We sat at the steel table and waited for Jake to be allowed in. John, the pastor who wanted me to meet with Jake, was to my left. Jake was a patient in the mental health institution for the criminally insane and John thought I might be able to “breakthrough” with the patient even though no one else had been able to.
Jake came to the table, looked at me, then at John, then back at me and said, “What time is it? Who are you? Why are you here?”
“It’s okay, Jake,” John said. “I asked him here to maybe talk with you, if that’s all right with you.”
Jake looked at me. “What time is it?”
“About 9:30,” I said.
“No,” he said sharply. “What time is it?”
“Um, it’s morning?” I said hesitantly, not sure what he was really asking.

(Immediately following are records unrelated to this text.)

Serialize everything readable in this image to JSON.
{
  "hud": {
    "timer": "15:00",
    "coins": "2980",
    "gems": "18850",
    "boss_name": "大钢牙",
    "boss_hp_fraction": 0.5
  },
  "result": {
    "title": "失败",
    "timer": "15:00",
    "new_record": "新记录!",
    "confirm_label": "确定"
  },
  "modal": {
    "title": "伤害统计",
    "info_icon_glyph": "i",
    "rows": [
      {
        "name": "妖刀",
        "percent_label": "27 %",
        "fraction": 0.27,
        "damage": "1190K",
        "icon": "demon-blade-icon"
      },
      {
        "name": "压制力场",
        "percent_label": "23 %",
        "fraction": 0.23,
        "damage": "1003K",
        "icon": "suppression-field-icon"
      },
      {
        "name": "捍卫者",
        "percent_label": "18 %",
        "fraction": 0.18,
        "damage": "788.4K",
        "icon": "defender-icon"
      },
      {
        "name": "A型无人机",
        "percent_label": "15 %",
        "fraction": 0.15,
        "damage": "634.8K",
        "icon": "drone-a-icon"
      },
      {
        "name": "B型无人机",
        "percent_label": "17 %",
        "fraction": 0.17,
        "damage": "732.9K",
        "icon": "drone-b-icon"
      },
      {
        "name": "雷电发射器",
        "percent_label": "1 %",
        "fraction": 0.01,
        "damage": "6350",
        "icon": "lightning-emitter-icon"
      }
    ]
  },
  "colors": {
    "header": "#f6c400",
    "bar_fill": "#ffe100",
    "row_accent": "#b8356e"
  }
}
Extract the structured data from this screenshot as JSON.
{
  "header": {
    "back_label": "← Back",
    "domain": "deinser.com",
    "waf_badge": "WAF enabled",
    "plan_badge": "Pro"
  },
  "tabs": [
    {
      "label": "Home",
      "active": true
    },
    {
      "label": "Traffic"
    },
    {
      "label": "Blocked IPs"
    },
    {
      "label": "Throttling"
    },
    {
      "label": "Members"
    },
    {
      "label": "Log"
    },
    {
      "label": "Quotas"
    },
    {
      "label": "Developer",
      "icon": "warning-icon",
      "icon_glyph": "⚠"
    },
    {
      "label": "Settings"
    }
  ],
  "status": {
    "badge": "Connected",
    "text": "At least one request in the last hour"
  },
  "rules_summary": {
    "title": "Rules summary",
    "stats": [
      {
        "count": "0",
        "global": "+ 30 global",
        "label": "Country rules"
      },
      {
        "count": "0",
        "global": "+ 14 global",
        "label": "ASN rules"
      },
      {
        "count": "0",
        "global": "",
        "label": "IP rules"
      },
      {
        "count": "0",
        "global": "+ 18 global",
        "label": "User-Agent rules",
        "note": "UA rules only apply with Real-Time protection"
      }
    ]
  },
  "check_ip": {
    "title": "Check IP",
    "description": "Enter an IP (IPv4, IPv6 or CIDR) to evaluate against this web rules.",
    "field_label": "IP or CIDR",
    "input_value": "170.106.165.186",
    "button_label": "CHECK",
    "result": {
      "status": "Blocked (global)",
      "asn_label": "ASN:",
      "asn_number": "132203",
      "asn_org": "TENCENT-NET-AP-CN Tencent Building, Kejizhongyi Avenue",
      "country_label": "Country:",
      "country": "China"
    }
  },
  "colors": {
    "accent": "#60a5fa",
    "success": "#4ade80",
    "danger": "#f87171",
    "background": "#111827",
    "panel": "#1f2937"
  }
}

“NO!” he said even more emphatically, and becoming visibly agitated. “What. Time. Is it?” The visiting room guards became more watchful, as if ready to spring into action if necessary.
I was about to say, “Summer,” when I held back. I looked intently into his eyes, trying to imagine what was locked in his mind and what he was truly asking.
Perhaps a half-minute passed, although it felt a lot longer, before I said, “It’s now, Jake.”
He stared back at me, his eyes relaxed only slightly as did the rest of his body.
“It’s always now in here,” he said, tapping on his forehead. “It’s never yesterday. It’s never tomorrow. It’s never breakfast is over, or lunch is next. It’s only now. It’s always now.” He was still looking, staring into my eyes, as if trying to figure out how I knew his answer. He pointed to my head and asked, "What time do you have?"
"I have now, Jake," I said.
For the next half hour or so, we had a rather philosophical, if not esoteric, discussion about time. Eventually we worked into a rather simple discussion about his treatment.
We left at 11:30.
“In three years,” John said, “Jake has never had that kind of discussion. With anyone. Not me. Not his counselors or therapists. No one. How did you do it?”
“I don’t know,” I said. “I just tried to answer his question.”
“But how did you know what he was really asking?”
“I didn’t, really,” I said. “But I knew he wasn’t asking what the time was. He wanted to know what the time is. God gave me the answer and I merely repeated it.”
Every now and again I remember that experience. Not for the breakthrough that Jake had but for the answer.
Time is now.
Memories are for what has passed. Plans are for what lies ahead. But today? Today is for living now. It’s the only time you have.